Weight Watchers (WW) has undergone many changes in recent weeks to rebrand themselves and shift their focus away from weight loss and towards “wellness,” but many people who have known the diet-based company their whole lives are skeptical, and are beginning to see larger problems in American society than calorie counting.
The company is now called “WW”—an acronym for the company’s new motto “wellness that works.” Their updated program says “smart decisions are made simpler so you can live your healthiest, happiest life.” The program will keep its well-known point system based on the nutritional value of foods instead of mainly focusing on calories. The points will now reflect other contents.
According to their website, the point system “encourages you to eat more fruits, veggies, lean protein and less sugar and unhealthy fats.” The program also includes hundreds of foods that users are not required to count, such as eggs, chicken and corn.
Besides changes to the point system, WW has taken other steps to focus on wellness over weight. They have partnered with Headspace, a meditation app, as they are now including emotional wellness in their plan. They have also stopped using before and after photos of those who have lost weight, as their focus has moved beyond numbers.
The company—founded in the 1960s—was built around the idea of weight loss, so the shift away from weight and towards wellness and health may be a difficult one.

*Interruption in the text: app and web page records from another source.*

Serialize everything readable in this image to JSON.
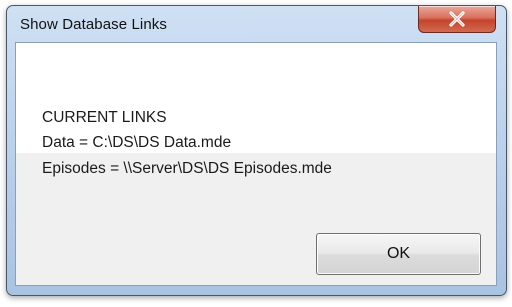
{
  "window": {
    "title": "Show Database Links"
  },
  "message": {
    "heading": "CURRENT LINKS",
    "data_link": "Data = C:\\DS\\DS Data.mde",
    "episodes_link": "Episodes = \\\\Server\\DS\\DS Episodes.mde"
  },
  "buttons": {
    "ok_label": "OK",
    "close_icon": "close-x-icon"
  },
  "colors": {
    "close_button": "#c4442c",
    "titlebar": "#bcd2ec"
  }
}
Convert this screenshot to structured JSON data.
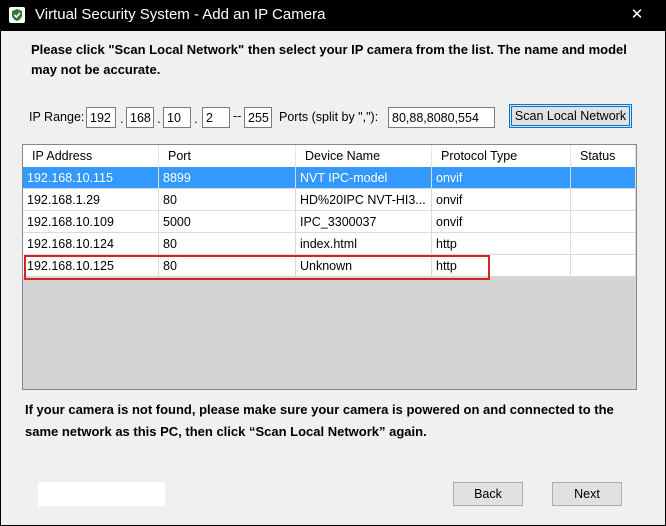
{
  "window": {
    "title": "Virtual Security System - Add an IP Camera",
    "close_glyph": "✕"
  },
  "instruction": "Please click \"Scan Local Network\" then select your IP camera from the list. The name and model may not be accurate.",
  "ip_range": {
    "label": "IP Range:",
    "octets": [
      "192",
      "168",
      "10",
      "2"
    ],
    "dot": ".",
    "dash": "--",
    "end": "255",
    "ports_label": "Ports (split by \",\"):",
    "ports": "80,88,8080,554"
  },
  "scan_button": "Scan Local Network",
  "table": {
    "columns": [
      "IP Address",
      "Port",
      "Device Name",
      "Protocol Type",
      "Status"
    ],
    "rows": [
      {
        "ip": "192.168.10.115",
        "port": "8899",
        "name": "NVT IPC-model",
        "protocol": "onvif",
        "status": "",
        "selected": true
      },
      {
        "ip": "192.168.1.29",
        "port": "80",
        "name": "HD%20IPC NVT-HI3...",
        "protocol": "onvif",
        "status": ""
      },
      {
        "ip": "192.168.10.109",
        "port": "5000",
        "name": "IPC_3300037",
        "protocol": "onvif",
        "status": ""
      },
      {
        "ip": "192.168.10.124",
        "port": "80",
        "name": "index.html",
        "protocol": "http",
        "status": ""
      },
      {
        "ip": "192.168.10.125",
        "port": "80",
        "name": "Unknown",
        "protocol": "http",
        "status": "",
        "highlighted": true
      }
    ]
  },
  "footnote": "If your camera is not found, please make sure your camera is powered on and connected to the same network as this PC, then click “Scan Local Network” again.",
  "buttons": {
    "back": "Back",
    "next": "Next"
  },
  "colors": {
    "selection": "#3399ff",
    "highlight_border": "#e02020",
    "focus_border": "#0078d7"
  },
  "icons": {
    "app": "shield-icon",
    "close": "close-icon"
  }
}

For many, this rebrand has highlighted the presence of diet culture and its problems in American society.
Alana Halstead, a sophomore and athlete at Mills, said that dieting is definitely a problem in society. “Dieting isn’t always bad,” Halstead said, but noted that companies like WW that have historically emphasized weight loss can impact young girls in an unhealthy way. Halstead gave the example of her uncle, who successfully lost a lot of weight through Weight Watchers after dealing with health issues.

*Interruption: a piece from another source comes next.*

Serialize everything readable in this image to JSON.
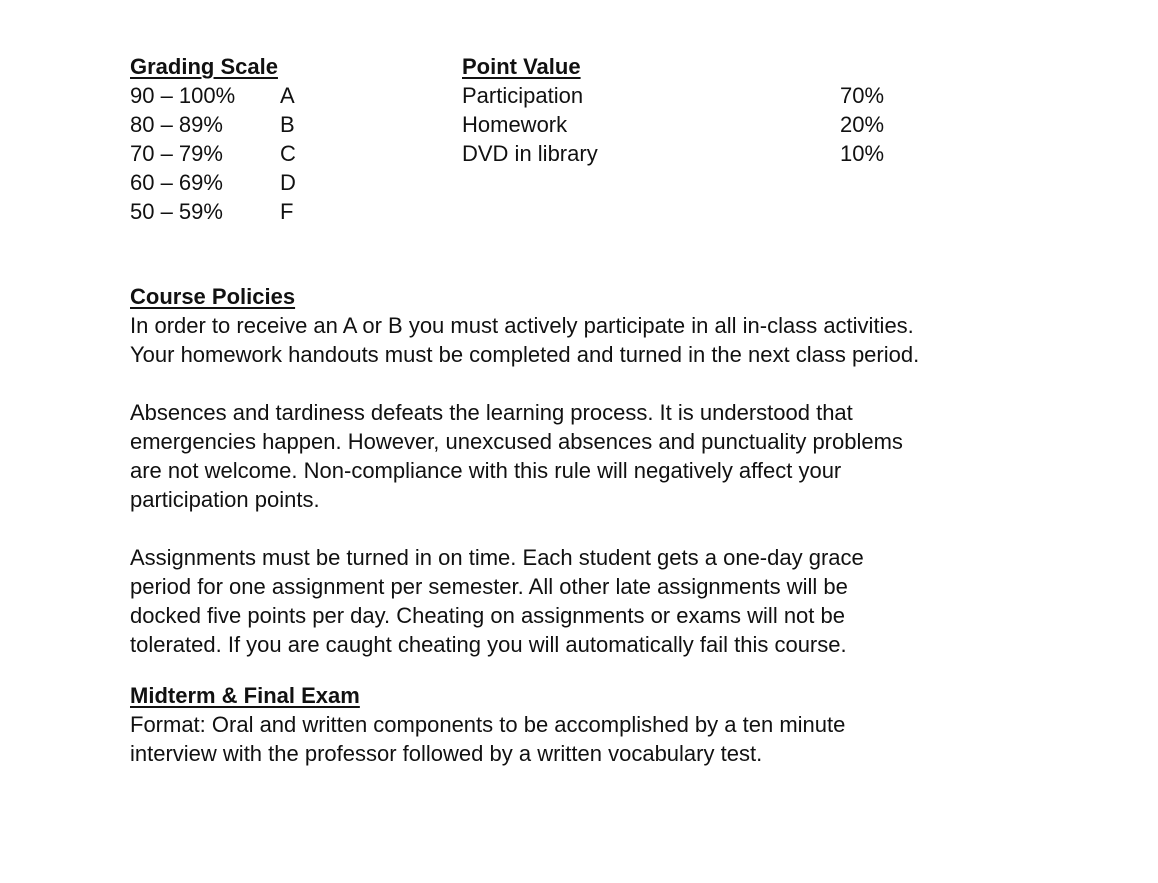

“But he was an middle aged man, not a young girl,” she said, saying also that many girls are motivated to lose weight for reasons other than health. Halstead said there is pressure for women to be skinny and attractive, and noted that the rebranding will not fix this problem.
“What we need to do is teach nutrition and health earlier,” she said, explaining that she comes from a family of doctors who strongly believe that health lies beyond weight. Halstead believes that different diets work for different people, and that unfortunately anyone who diets today—especially women—may end up with an unhealthy relationship with food due to diet culture and societal pressure.

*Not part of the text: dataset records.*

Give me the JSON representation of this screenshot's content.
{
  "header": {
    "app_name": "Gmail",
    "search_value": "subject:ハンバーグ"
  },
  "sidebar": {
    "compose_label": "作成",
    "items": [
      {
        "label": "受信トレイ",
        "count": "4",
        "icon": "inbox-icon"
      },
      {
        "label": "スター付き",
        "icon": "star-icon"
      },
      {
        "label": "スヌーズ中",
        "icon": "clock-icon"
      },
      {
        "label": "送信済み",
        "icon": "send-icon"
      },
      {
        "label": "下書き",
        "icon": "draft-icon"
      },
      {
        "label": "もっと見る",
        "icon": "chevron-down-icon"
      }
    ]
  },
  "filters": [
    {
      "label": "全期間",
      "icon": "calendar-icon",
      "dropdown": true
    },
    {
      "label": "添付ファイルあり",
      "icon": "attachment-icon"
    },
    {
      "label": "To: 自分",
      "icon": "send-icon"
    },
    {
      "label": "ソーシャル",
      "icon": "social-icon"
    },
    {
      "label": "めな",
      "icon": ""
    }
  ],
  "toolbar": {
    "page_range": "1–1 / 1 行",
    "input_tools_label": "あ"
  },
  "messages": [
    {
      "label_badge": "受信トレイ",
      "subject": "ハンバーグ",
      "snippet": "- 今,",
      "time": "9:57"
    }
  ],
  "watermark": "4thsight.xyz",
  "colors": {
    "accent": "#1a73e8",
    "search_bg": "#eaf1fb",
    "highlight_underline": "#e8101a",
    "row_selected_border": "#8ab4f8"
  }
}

Sophomore Harper Bolz-Weber said that when it comes to wellness, weight is not as important as energy, physical health and emotional wellness.
“Health at its core involves listening to your body and what it is telling you,” she said.
Also an athlete, Bolz-Weber spends time working out and eating foods that give her energy to maintain her idea of health and wellness. She noted that when thinking about a number—calories or weight—it is easy to lose focus on health and revert to desires to lose weight.
“That is not listening to your body,” she said.
Both Halstead and Bolz-Weber expressed concern over the minimum age to join WW, which is 13 years old.
WW’s terms and conditions state that those between the ages of 13 and 17 must provide a doctor’s permission that indicates a BMI level in the 95th percentile or higher, and gives a three month weight goal. According to the National Heart, Blood, and Lung Institute, body mass index (BMI) “is a measure of body fat based on height and weight that applies to adult men and women.” This number, which has been discredited by numerous health experts, does not apply to those 18 and under according to this source.
Overall, this rebranding has not been well-received by the public. Some have said that it is “diet culture in disguise.” The CEO and president of WW, Mindy Grossman, told Forbes magazine that the wellness industry “is a $3.7 trillion economy,” noting that “‘wellness’ is still not democratized or accessible to all.” The lowest costing plan of WW, which is an app, costs $3.07 per week with the purchase of a subscription plan.
Bolz-Weber expressed that this new focus of WW on wellness is merely more acceptable, and that the primary focus of those who participate will likely still be weight loss. For example, at the end of WW’s explanation of their program, it is written in fine print that “people on the Weight Watchers plan can expect to lose 1‑2 pounds per week.” The problem lies with diet culture and beauty standards, which are much larger than a name change.